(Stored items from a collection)
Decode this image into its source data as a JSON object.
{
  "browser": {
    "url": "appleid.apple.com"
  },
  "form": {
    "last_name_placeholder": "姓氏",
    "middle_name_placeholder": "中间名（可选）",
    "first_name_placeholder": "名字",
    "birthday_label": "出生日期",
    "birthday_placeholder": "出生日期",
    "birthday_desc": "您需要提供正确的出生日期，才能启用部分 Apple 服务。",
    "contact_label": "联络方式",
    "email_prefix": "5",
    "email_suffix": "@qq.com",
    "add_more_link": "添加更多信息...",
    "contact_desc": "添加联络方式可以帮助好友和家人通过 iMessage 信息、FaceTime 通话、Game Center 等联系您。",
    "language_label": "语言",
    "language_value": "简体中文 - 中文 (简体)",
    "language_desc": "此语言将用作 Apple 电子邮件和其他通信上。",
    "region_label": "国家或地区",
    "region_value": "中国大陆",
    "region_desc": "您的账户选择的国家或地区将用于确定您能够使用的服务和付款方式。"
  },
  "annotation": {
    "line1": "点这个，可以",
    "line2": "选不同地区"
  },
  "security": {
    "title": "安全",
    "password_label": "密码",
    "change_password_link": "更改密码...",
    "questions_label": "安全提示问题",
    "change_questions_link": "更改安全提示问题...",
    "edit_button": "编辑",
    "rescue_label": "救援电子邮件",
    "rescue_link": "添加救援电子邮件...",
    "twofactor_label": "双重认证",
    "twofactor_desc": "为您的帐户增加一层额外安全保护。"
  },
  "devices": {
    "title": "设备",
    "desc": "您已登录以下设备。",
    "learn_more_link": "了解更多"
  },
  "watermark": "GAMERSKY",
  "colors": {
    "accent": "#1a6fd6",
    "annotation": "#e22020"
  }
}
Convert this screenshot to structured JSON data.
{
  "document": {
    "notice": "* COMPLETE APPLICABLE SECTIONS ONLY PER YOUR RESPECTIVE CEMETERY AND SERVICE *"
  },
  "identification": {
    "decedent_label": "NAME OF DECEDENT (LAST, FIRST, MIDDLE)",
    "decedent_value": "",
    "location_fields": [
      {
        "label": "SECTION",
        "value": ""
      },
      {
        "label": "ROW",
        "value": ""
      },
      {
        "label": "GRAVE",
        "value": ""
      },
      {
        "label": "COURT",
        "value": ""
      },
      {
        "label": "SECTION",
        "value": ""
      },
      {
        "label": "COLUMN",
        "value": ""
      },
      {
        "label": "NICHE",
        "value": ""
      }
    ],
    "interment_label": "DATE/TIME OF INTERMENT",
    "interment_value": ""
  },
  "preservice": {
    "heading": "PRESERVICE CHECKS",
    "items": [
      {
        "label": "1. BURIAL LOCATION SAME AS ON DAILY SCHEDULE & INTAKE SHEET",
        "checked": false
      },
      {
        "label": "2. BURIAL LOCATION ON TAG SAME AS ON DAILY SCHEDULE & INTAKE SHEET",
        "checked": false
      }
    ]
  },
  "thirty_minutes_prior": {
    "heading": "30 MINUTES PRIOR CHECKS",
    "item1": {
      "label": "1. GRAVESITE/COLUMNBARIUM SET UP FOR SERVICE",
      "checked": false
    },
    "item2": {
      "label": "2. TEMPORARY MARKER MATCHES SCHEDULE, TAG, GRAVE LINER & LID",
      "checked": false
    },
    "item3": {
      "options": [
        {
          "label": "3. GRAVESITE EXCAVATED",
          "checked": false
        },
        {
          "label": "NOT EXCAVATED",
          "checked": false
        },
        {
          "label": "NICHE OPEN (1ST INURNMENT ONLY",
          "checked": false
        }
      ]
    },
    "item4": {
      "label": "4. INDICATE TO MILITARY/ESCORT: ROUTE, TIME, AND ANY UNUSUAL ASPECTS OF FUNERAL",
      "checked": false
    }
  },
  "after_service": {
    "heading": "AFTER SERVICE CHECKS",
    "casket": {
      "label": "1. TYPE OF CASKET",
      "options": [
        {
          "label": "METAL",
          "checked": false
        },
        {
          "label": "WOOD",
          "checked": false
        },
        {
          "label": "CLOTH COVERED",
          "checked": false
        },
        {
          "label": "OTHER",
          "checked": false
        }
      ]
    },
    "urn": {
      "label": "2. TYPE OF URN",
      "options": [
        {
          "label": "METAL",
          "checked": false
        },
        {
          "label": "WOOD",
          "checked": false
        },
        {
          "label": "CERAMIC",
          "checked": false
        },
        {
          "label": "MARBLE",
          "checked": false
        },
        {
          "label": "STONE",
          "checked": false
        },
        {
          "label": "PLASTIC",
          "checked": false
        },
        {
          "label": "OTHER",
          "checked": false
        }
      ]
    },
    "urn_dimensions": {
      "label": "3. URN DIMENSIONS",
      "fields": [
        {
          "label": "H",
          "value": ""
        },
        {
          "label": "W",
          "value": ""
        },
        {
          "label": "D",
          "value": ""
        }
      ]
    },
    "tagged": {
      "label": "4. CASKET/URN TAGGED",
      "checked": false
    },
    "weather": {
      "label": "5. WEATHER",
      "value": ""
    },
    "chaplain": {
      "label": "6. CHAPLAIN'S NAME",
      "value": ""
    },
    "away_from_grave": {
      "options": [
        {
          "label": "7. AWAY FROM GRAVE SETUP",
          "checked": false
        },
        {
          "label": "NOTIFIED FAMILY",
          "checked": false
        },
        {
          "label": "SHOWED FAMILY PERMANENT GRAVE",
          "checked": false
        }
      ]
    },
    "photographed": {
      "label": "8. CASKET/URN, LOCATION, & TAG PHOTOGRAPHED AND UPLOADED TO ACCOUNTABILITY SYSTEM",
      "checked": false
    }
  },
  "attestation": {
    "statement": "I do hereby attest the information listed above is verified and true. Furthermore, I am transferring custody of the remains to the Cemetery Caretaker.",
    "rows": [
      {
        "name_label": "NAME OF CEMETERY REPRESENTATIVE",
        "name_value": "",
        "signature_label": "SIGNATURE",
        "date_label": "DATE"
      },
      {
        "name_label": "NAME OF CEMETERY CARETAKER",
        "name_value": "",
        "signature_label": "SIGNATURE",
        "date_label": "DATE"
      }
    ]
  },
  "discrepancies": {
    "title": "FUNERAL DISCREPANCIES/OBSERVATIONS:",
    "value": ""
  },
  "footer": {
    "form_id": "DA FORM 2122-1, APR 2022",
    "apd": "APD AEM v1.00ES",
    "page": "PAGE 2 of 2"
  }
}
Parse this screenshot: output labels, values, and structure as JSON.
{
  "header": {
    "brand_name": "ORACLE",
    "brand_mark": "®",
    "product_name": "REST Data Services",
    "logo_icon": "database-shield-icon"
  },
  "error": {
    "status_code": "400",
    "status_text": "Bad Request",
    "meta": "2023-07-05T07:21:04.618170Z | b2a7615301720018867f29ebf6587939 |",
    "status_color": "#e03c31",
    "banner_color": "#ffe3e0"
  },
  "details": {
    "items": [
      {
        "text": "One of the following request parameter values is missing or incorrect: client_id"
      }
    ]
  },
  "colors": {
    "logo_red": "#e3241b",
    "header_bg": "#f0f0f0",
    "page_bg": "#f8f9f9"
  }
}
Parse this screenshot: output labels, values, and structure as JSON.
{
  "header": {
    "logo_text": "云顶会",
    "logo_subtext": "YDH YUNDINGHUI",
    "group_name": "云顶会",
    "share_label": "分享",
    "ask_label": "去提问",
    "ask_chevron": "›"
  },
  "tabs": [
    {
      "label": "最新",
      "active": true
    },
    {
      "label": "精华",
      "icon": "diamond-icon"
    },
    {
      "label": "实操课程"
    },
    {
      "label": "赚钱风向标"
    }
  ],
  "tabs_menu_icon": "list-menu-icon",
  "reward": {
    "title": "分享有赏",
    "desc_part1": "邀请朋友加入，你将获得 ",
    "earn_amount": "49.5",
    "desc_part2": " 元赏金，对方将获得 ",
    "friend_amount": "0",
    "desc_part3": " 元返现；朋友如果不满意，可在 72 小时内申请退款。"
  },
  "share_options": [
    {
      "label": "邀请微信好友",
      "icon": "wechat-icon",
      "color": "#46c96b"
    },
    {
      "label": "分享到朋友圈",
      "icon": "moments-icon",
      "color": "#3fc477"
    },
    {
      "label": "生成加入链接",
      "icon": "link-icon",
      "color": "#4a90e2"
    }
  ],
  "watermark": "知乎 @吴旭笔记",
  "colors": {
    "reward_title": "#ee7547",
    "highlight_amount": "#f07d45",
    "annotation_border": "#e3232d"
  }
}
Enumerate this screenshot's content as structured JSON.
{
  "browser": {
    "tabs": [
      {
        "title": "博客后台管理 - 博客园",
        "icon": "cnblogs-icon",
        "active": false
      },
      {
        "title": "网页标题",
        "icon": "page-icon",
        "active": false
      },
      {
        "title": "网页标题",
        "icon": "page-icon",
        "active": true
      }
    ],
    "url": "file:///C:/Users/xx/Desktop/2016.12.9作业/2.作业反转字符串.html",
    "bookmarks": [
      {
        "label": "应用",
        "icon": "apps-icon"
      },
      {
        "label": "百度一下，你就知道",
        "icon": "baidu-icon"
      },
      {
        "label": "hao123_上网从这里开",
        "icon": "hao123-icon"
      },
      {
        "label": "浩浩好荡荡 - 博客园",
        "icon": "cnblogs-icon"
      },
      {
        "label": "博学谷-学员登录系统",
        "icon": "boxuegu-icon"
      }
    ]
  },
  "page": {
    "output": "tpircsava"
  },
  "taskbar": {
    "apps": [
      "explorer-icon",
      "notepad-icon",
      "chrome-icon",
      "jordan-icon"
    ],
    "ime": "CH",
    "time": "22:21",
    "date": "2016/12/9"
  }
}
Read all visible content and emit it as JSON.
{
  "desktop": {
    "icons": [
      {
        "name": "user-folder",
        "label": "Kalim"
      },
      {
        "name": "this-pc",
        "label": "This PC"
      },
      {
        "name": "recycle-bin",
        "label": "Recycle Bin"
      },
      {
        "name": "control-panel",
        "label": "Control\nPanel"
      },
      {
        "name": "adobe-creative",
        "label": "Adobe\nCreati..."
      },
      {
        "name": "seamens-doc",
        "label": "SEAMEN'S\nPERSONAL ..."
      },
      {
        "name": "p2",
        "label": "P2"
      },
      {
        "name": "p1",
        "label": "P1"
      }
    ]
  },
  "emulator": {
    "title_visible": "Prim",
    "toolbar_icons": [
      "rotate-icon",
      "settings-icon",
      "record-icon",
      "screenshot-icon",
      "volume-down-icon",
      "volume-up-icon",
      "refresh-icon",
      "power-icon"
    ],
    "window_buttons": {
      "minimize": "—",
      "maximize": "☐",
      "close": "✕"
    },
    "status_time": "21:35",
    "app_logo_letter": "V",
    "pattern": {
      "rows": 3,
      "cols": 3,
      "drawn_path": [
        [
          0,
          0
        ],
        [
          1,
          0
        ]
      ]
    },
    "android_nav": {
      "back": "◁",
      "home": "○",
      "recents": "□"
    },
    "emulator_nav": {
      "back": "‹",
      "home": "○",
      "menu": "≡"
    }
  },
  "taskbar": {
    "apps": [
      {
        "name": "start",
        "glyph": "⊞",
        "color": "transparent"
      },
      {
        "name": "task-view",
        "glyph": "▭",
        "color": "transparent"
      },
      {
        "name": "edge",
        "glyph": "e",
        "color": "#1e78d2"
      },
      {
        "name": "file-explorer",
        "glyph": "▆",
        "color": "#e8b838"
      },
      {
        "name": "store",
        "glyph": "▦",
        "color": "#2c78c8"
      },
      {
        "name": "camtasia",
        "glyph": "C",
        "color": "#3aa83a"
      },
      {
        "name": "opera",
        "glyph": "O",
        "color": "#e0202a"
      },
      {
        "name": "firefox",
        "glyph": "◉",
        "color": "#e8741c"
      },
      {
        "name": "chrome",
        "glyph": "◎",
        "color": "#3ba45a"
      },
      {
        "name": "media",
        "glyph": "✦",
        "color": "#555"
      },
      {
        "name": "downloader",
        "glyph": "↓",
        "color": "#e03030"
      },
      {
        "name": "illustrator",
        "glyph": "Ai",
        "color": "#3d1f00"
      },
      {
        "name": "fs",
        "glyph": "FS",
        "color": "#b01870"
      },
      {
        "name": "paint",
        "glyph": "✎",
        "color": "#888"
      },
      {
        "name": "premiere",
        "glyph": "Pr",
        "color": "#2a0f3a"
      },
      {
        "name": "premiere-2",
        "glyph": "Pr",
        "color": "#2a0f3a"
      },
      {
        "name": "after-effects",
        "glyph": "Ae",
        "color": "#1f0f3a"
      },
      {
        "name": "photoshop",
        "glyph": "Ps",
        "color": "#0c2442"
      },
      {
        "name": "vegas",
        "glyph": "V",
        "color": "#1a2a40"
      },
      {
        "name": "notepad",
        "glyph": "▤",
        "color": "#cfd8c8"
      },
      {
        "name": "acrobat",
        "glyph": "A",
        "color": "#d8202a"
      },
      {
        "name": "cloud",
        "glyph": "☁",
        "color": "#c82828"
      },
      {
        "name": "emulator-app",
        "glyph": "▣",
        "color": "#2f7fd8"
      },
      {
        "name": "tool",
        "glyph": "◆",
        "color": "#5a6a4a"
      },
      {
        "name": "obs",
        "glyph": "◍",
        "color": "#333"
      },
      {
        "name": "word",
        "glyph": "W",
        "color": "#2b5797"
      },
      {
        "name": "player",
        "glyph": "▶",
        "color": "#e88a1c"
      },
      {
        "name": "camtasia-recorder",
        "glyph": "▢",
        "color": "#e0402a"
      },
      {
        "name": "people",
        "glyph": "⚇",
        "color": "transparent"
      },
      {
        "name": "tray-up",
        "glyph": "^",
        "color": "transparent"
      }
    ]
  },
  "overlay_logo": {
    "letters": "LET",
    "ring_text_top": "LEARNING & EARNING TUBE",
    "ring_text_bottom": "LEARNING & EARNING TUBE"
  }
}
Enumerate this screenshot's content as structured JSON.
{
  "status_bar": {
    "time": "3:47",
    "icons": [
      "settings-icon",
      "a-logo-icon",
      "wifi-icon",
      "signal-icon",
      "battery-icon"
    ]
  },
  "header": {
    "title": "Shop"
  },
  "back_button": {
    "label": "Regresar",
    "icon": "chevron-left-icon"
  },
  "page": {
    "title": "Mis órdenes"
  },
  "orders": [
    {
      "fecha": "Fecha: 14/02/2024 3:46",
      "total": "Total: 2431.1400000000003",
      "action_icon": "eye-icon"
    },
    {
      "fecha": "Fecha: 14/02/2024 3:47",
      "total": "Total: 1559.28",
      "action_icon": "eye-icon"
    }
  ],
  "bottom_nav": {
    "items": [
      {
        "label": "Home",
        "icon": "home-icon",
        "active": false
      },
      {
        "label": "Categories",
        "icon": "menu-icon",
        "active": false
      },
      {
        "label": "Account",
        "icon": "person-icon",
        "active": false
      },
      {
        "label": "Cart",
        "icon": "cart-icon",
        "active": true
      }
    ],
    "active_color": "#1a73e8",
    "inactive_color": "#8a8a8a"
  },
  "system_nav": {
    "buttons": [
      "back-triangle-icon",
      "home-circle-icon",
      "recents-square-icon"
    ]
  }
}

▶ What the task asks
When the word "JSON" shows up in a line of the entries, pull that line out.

▶ The answer
Decode this image into its source data as a JSON object.
Convert this screenshot to structured JSON data.
Parse this screenshot: output labels, values, and structure as JSON.
Parse this screenshot: output labels, values, and structure as JSON.
Enumerate this screenshot's content as structured JSON.
Read all visible content and emit it as JSON.
Enumerate this screenshot's content as structured JSON.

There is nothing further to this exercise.